▶ What to do
Retype each record shown below, leaving every character as it is.

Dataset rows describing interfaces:
◇ ◇ ◇ ◇

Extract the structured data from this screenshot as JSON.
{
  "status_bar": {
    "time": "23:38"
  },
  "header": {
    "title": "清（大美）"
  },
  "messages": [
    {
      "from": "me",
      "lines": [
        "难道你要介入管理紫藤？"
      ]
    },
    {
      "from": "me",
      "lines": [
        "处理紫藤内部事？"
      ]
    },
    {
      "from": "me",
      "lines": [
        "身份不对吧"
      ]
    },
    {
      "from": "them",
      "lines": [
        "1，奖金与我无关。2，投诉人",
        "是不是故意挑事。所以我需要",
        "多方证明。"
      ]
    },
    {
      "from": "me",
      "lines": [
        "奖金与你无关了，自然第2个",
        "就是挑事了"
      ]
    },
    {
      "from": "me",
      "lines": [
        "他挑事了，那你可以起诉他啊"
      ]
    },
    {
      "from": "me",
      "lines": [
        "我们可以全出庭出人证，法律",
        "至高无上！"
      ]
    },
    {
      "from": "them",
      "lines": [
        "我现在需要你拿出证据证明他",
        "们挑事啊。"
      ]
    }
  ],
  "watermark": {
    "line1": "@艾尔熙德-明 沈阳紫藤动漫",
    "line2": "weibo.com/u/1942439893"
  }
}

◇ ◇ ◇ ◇

▶ Answer for this exercise
Extract the structured data from this screenshot as JSON.
{
  "status_bar": {
    "time": "23:38"
  },
  "header": {
    "title": "清（大美）"
  },
  "messages": [
    {
      "from": "me",
      "lines": [
        "难道你要介入管理紫藤？"
      ]
    },
    {
      "from": "me",
      "lines": [
        "处理紫藤内部事？"
      ]
    },
    {
      "from": "me",
      "lines": [
        "身份不对吧"
      ]
    },
    {
      "from": "them",
      "lines": [
        "1，奖金与我无关。2，投诉人",
        "是不是故意挑事。所以我需要",
        "多方证明。"
      ]
    },
    {
      "from": "me",
      "lines": [
        "奖金与你无关了，自然第2个",
        "就是挑事了"
      ]
    },
    {
      "from": "me",
      "lines": [
        "他挑事了，那你可以起诉他啊"
      ]
    },
    {
      "from": "me",
      "lines": [
        "我们可以全出庭出人证，法律",
        "至高无上！"
      ]
    },
    {
      "from": "them",
      "lines": [
        "我现在需要你拿出证据证明他",
        "们挑事啊。"
      ]
    }
  ],
  "watermark": {
    "line1": "@艾尔熙德-明 沈阳紫藤动漫",
    "line2": "weibo.com/u/1942439893"
  }
}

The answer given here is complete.